Where the word "true" appears in a line below, copy the whole line.
=-=-=
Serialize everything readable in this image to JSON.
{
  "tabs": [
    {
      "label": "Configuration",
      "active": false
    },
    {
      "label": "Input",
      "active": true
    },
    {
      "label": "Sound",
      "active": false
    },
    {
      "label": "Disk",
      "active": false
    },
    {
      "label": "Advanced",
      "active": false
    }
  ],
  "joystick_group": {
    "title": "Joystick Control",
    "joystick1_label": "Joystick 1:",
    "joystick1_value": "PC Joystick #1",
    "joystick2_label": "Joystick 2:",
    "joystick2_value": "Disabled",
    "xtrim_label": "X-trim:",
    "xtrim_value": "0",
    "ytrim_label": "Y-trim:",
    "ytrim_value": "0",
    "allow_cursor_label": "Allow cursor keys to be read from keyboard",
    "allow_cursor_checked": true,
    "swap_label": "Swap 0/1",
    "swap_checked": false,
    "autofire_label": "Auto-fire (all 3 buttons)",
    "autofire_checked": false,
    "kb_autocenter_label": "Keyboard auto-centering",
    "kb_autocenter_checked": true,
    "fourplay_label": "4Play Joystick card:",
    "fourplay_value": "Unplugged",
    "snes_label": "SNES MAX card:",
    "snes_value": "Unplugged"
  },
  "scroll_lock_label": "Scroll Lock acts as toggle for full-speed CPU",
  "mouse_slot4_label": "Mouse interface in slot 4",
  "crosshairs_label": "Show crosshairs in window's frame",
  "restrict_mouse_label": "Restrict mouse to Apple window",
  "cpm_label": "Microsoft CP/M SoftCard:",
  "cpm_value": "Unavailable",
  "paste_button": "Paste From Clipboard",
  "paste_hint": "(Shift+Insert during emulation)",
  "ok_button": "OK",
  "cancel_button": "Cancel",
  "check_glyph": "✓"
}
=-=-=
■ SOLUTION TO THIS TASK:
      "active": true
    "allow_cursor_checked": true,
    "kb_autocenter_checked": true,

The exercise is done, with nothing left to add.